A related phenomenon is known as the Second Wien Effect or the dissociation field effect, and it involves increased dissociation constants of weak acids at high electrical gradients.[3] The dissociation of weak chemical bases is unaffected.

The effects are important at very high electrical fields (108 – 109 V/m), like those observed in electrical double layers at interfaces or at the surfaces of electrodes in electrochemistry.

More generally, the electric field effect (directly, through space rather than through chemical bonds) on chemical behaviour of systems (e.g., on reaction rates) is known as the field effect or the direct effect.[4]

The terms are named after Max Wien.[5][6]

See alsoEdit

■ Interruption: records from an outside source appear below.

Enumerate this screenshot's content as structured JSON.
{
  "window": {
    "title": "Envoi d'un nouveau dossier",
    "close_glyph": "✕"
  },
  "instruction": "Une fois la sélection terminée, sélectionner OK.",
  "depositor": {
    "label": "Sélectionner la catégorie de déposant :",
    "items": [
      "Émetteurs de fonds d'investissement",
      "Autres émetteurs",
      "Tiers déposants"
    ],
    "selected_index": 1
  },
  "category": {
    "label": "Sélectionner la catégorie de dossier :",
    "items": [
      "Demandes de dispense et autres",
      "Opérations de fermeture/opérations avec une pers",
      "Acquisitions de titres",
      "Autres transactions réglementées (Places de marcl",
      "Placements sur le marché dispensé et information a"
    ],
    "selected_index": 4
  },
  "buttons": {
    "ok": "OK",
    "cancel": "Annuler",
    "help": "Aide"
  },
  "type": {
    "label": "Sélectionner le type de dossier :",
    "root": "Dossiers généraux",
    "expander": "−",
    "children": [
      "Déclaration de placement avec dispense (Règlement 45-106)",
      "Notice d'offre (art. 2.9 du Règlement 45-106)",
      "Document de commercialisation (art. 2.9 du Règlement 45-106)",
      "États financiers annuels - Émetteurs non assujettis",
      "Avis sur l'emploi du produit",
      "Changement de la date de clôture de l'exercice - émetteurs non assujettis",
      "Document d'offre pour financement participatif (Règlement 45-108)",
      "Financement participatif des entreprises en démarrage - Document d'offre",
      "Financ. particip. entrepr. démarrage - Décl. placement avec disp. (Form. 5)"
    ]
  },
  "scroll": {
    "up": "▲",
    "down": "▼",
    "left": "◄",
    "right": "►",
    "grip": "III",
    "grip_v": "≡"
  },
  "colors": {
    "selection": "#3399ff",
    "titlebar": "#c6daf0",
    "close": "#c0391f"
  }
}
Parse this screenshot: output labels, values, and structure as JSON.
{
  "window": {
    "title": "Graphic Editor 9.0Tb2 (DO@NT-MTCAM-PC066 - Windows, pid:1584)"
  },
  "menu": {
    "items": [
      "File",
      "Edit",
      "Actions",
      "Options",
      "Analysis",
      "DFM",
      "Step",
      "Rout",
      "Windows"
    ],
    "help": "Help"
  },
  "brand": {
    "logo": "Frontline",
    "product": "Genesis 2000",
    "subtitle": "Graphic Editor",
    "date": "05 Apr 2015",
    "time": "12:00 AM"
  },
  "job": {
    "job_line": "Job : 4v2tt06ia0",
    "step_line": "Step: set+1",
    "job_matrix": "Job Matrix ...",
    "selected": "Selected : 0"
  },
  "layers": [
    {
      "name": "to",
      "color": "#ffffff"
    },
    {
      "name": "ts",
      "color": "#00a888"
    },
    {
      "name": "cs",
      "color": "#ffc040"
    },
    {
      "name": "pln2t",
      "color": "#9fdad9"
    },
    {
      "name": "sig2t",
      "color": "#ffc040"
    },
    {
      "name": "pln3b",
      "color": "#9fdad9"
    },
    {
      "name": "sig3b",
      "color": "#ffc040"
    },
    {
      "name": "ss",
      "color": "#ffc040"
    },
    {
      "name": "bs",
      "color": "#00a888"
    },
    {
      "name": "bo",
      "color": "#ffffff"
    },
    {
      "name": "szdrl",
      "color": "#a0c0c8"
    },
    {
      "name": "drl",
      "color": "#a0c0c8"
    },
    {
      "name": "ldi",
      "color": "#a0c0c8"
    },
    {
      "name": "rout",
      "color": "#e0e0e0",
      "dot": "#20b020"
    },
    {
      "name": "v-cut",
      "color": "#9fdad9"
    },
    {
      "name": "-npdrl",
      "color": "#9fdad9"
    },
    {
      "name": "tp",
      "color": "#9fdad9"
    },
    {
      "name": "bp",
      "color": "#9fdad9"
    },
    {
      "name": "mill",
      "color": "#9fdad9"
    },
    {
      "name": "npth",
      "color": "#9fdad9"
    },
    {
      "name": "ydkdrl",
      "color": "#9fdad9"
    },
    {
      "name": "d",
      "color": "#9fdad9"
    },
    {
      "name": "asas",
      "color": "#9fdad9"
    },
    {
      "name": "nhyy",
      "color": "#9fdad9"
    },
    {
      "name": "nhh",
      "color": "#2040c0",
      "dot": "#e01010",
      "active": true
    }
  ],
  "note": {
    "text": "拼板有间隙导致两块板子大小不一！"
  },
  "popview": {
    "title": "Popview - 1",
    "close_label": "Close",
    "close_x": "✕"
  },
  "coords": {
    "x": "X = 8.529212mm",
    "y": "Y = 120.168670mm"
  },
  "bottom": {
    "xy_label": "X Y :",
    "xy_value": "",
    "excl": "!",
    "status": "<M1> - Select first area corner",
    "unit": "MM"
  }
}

  1. ^ Robert Anthony Robinson, Robert Harold Stokes (2002). Electrolyte Solutions (Reprint of Butterworth & Co. 1970 second revised ed.). Courier Dover Publications. p. 414. ISBN 978-0-486-42225-1.
  2. ^ Onsager, Lars; Shoon Kyung Kim (1957). "Wien Effect in Simple Strong Electrolytes". J. Phys. Chem. 61 (2): 198–215. doi:10.1021/j150548a015.
  3. ^ Carl H. Hamann, Andrew Hamnett, Wolf Vielstich "Electrochemistry", 2nd edition, Wiley-VCH (Google books)
  4. ^ IUPAC, Compendium of Chemical Terminology, 2nd ed. (the "Gold Book") (1997). Online corrected version: (2006–) "field effect". doi:10.1351/goldbook.F02358
  5. ^ Karl Willy Wagner, "Max Wien zum 70. Geburtstag" (On the 70th birthday of Max Wien), Naturwissenschaften, Volume 25, Number 5, 65-67, 1937. doi:10.1007/BF01493271 (link to pdf) (in German).
  6. ^ Max Wien: (1) Annalen der Physik. 85, 795 (1928); (2) Phys. Z. 29, 751 (1928); (3) Annalen der Physik. 1, 400 (1929); (4) Phys. Z. 32, 545 (1931); (5) J. Malsch and M. Wien, Annalen der Physik. 83, 305 (1927).